— WORK ITEM —
Copy, from the data below, every line that has "time" in it.

BEGIN

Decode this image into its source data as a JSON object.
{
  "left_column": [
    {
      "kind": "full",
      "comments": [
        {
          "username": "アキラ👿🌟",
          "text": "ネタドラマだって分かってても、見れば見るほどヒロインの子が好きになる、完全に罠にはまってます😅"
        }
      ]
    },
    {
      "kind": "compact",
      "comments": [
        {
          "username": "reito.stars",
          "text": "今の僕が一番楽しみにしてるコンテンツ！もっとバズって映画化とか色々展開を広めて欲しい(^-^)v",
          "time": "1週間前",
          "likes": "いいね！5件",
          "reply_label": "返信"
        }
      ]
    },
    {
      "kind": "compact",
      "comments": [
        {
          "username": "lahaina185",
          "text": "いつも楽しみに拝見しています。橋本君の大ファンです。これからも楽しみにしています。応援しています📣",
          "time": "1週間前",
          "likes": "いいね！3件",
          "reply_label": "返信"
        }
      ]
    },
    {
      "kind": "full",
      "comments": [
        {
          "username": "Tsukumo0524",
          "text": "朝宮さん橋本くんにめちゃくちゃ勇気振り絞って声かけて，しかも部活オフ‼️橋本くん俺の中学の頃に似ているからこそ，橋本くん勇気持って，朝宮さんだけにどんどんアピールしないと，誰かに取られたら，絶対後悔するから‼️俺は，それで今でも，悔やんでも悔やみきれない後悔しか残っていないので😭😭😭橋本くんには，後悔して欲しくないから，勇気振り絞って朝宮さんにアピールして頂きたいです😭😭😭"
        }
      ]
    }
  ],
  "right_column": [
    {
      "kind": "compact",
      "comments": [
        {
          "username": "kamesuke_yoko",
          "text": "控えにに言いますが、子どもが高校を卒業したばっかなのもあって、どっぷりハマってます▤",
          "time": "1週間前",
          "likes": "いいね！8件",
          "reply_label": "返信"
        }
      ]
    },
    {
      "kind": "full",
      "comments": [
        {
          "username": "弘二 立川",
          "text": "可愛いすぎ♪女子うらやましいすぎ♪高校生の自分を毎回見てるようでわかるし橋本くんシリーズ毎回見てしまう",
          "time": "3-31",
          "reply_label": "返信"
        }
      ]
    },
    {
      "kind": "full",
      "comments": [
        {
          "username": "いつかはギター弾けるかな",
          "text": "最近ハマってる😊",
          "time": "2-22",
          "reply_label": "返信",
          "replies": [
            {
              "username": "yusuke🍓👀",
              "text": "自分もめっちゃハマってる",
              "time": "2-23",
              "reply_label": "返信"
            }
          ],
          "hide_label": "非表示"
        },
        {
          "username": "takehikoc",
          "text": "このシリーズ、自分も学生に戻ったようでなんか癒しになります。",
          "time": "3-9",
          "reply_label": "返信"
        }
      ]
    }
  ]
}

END

— ANSWER FOR THE TASK —
          "time": "1週間前",
          "time": "1週間前",
          "time": "1週間前",
          "time": "3-31",
          "time": "2-22",
              "time": "2-23",
          "time": "3-9",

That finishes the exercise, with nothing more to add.